b) Economic independence: There are fears that increased foreign involvement could lead to external influence over Mexico’s economic policies. Brookings Institution research highlights how energy policy is intertwined with notions of national autonomy in Mexico.
c) Resource nationalism: The idea that a nation’s natural resources belong to its people is deeply ingrained in Mexican political culture. A study in Energy Research & Social Science explores how this concept shapes energy policy debates in Mexico.

Profit prioritization over public interest. Critics argue that private companies, driven by profit motives, may not align with broader public interests

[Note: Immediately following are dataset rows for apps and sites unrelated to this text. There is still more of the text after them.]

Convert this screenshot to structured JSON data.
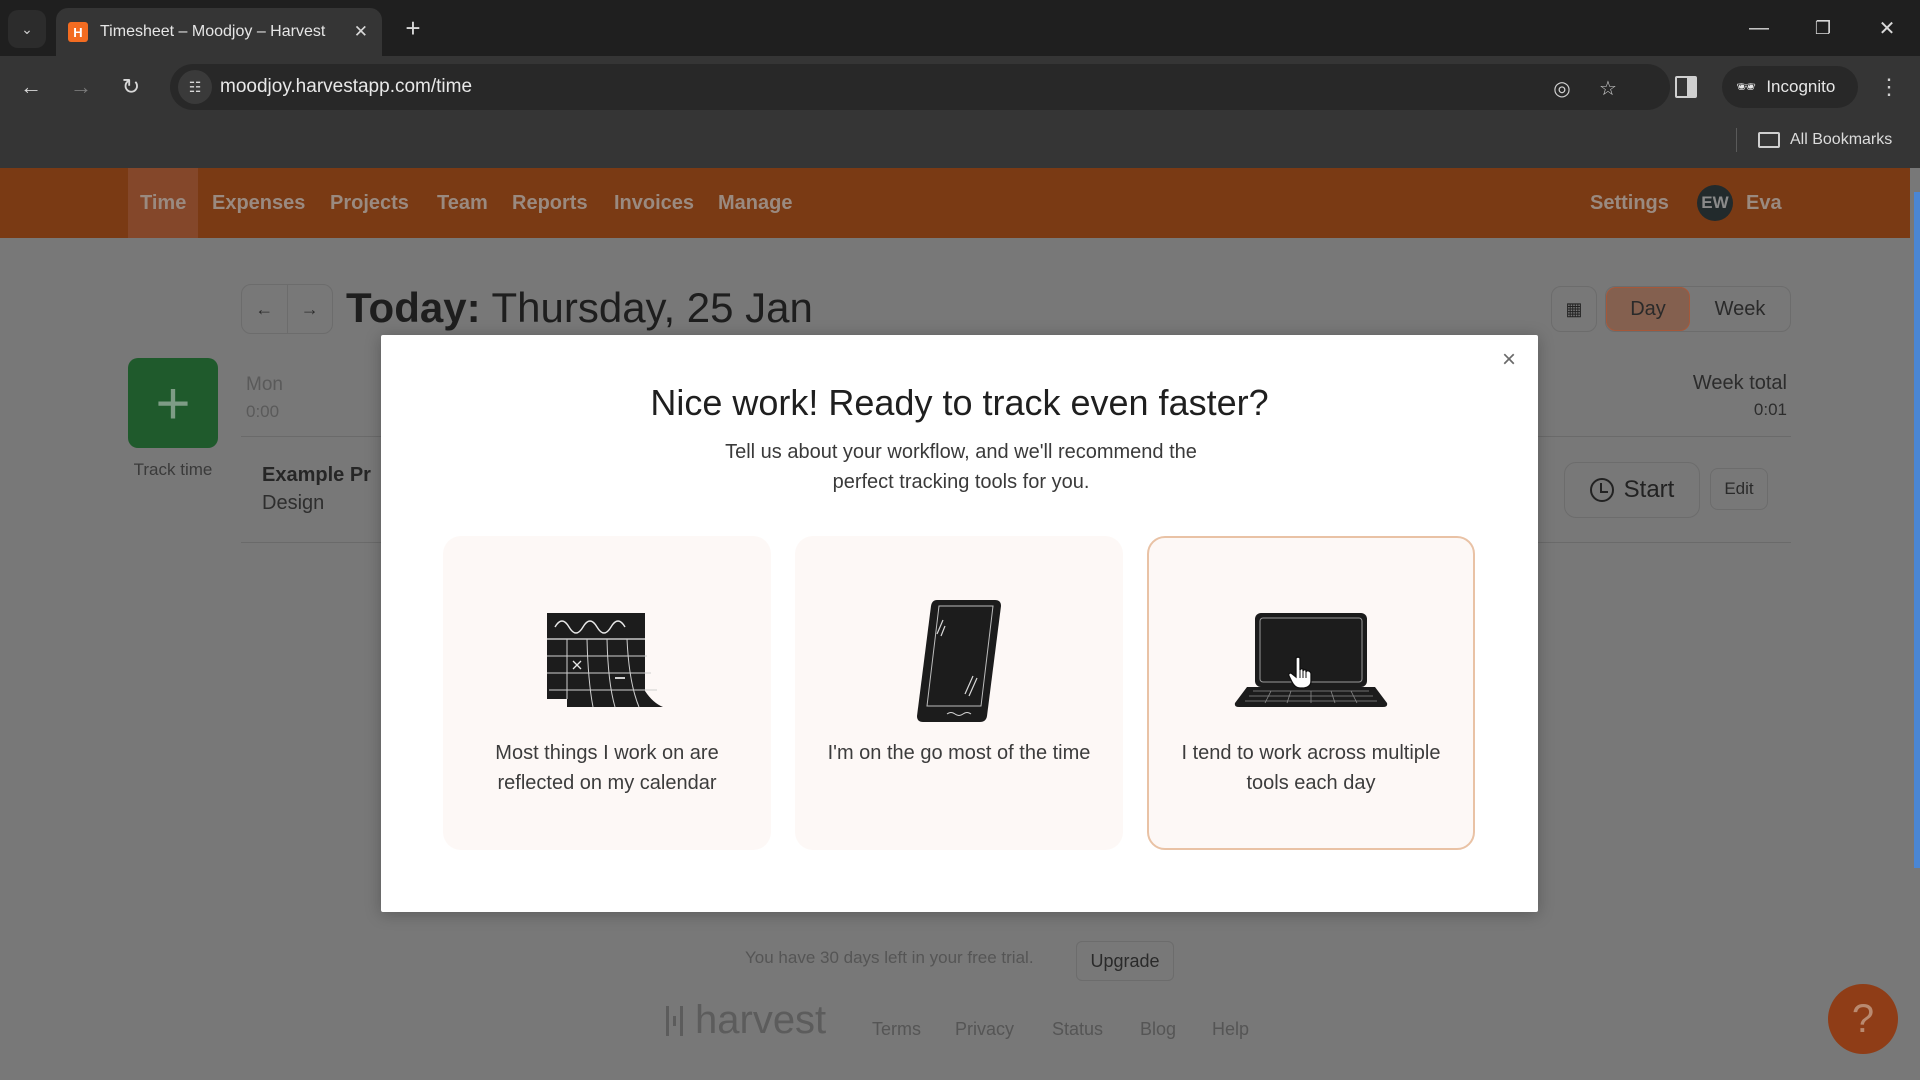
{
  "browser": {
    "tab_title": "Timesheet – Moodjoy – Harvest",
    "favicon_letter": "H",
    "url": "moodjoy.harvestapp.com/time",
    "incognito_label": "Incognito",
    "all_bookmarks_label": "All Bookmarks"
  },
  "app_nav": {
    "items": [
      {
        "label": "Time",
        "active": true
      },
      {
        "label": "Expenses"
      },
      {
        "label": "Projects"
      },
      {
        "label": "Team"
      },
      {
        "label": "Reports"
      },
      {
        "label": "Invoices"
      },
      {
        "label": "Manage"
      }
    ],
    "settings_label": "Settings",
    "user_initials": "EW",
    "user_name": "Eva"
  },
  "timesheet": {
    "date_prefix": "Today:",
    "date_label": "Thursday, 25 Jan",
    "view_options": [
      "Day",
      "Week"
    ],
    "active_view": "Day",
    "track_time_label": "Track time",
    "day_label": "Mon",
    "day_total": "0:00",
    "week_total_label": "Week total",
    "week_total_value": "0:01",
    "entry": {
      "project": "Example Pr",
      "task": "Design",
      "start_label": "Start",
      "edit_label": "Edit"
    }
  },
  "footer": {
    "trial_text": "You have 30 days left in your free trial.",
    "upgrade_label": "Upgrade",
    "logo_text": "harvest",
    "links": [
      "Terms",
      "Privacy",
      "Status",
      "Blog",
      "Help"
    ],
    "help_fab": "?"
  },
  "modal": {
    "title": "Nice work! Ready to track even faster?",
    "subtitle": "Tell us about your workflow, and we'll recommend the perfect tracking tools for you.",
    "close_icon": "×",
    "options": [
      {
        "label": "Most things I work on are reflected on my calendar",
        "icon": "calendar-icon",
        "selected": false
      },
      {
        "label": "I'm on the go most of the time",
        "icon": "phone-icon",
        "selected": false
      },
      {
        "label": "I tend to work across multiple tools each day",
        "icon": "laptop-icon",
        "selected": true
      }
    ]
  },
  "colors": {
    "brand_orange": "#f36c21",
    "nav_dimmed": "#7a3a14",
    "track_green": "#1f5a2c",
    "card_bg": "#fdf8f6",
    "card_selected_border": "#e9c2a5"
  }
}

a) Price concerns: There are fears that privatization could lead to higher energy prices for consumers. The Transnational Institute article points to “escalating crises rooted in the for-profit energy system” in other countries that have privatized their energy sectors.
b) Underserved areas: Private companies may focus on profitable urban markets, potentially neglecting rural or low-income areas. A Power Magazine article discusses how state control historically allowed for expansion of electricity access to rural areas in Mexico.
c) Environmental concerns: There are worries that profit-driven companies may prioritize short-term gains over long-term environmental sustainability. Energy Transition examines Mexico’s challenges in balancing energy development with environmental goals.

Historical and cultural significance of state-owned enterprises. Pemex and CFE hold a special place in Mexican national identity.

a) Symbol of sovereignty: The 1938 nationalization of the oil industry, which led to the creation of Pemex, is seen as a defining moment in Mexican history. The Wikipedia entry on Mexico highlights this event’s significance.
b) National pride: State-owned enterprises are often viewed as sources of national pride and accomplishment. An IFRI analysis explores the cultural importance of these companies in Mexico.
c) Social role: Historically, Pemex and CFE have played important social roles beyond their economic functions, such as providing employment and supporting community development. A Harvard Electricity Policy Group paper discusses the complex social and political roles of these state-owned enterprises.